■ Exercise brief
From the data below, return all lines holding the string "Hospital".

■ App and web page records
────────

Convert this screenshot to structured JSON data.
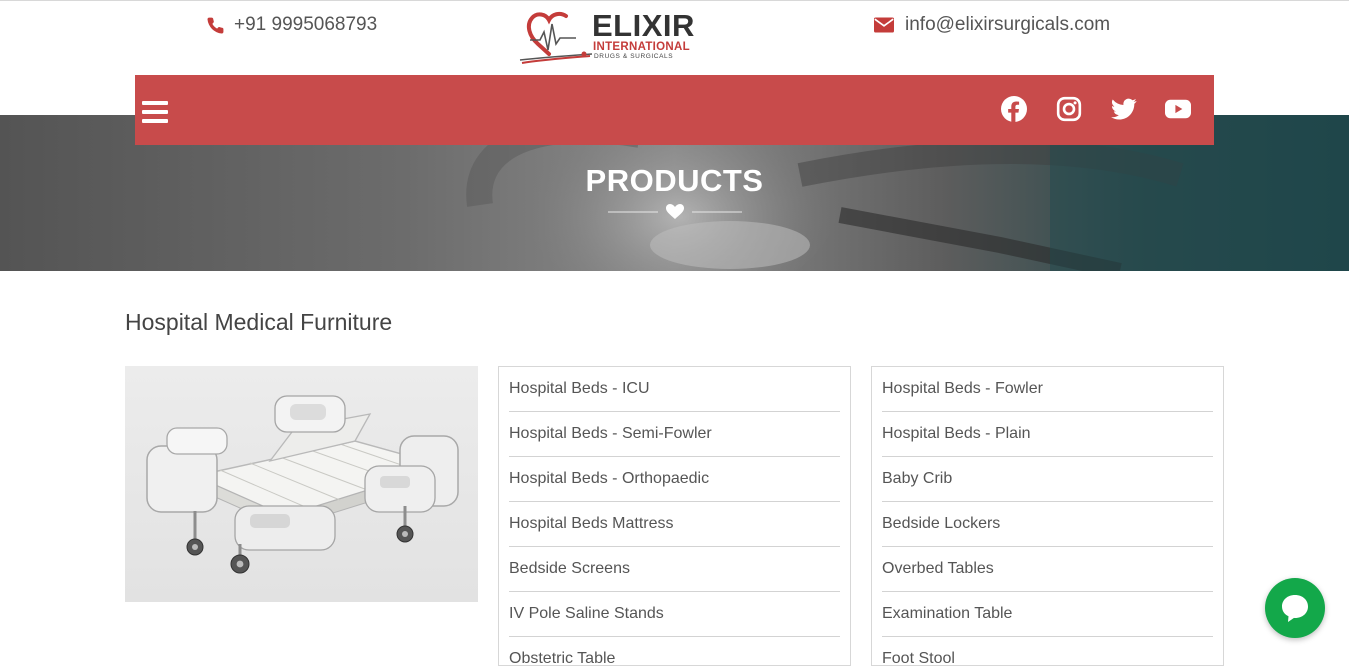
{
  "header": {
    "phone": "+91 9995068793",
    "email": "info@elixirsurgicals.com",
    "logo": {
      "brand": "ELIXIR",
      "line1": "INTERNATIONAL",
      "line2": "DRUGS & SURGICALS"
    }
  },
  "nav": {
    "menu_icon": "hamburger-menu-icon",
    "social": [
      "facebook-icon",
      "instagram-icon",
      "twitter-icon",
      "youtube-icon"
    ]
  },
  "hero": {
    "title": "PRODUCTS"
  },
  "section": {
    "title": "Hospital Medical Furniture",
    "list_a": [
      "Hospital Beds - ICU",
      "Hospital Beds - Semi-Fowler",
      "Hospital Beds - Orthopaedic",
      "Hospital Beds Mattress",
      "Bedside Screens",
      "IV Pole Saline Stands",
      "Obstetric Table"
    ],
    "list_b": [
      "Hospital Beds - Fowler",
      "Hospital Beds - Plain",
      "Baby Crib",
      "Bedside Lockers",
      "Overbed Tables",
      "Examination Table",
      "Foot Stool"
    ]
  },
  "colors": {
    "nav_red": "#c84b4b",
    "brand_red": "#c43c3a",
    "chat_green": "#13a84a"
  },
  "chat": {
    "icon": "chat-bubble-icon"
  }
}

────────

■ Task solution
    "title": "Hospital Medical Furniture",
      "Hospital Beds - ICU",
      "Hospital Beds - Semi-Fowler",
      "Hospital Beds - Orthopaedic",
      "Hospital Beds Mattress",
      "Hospital Beds - Fowler",
      "Hospital Beds - Plain",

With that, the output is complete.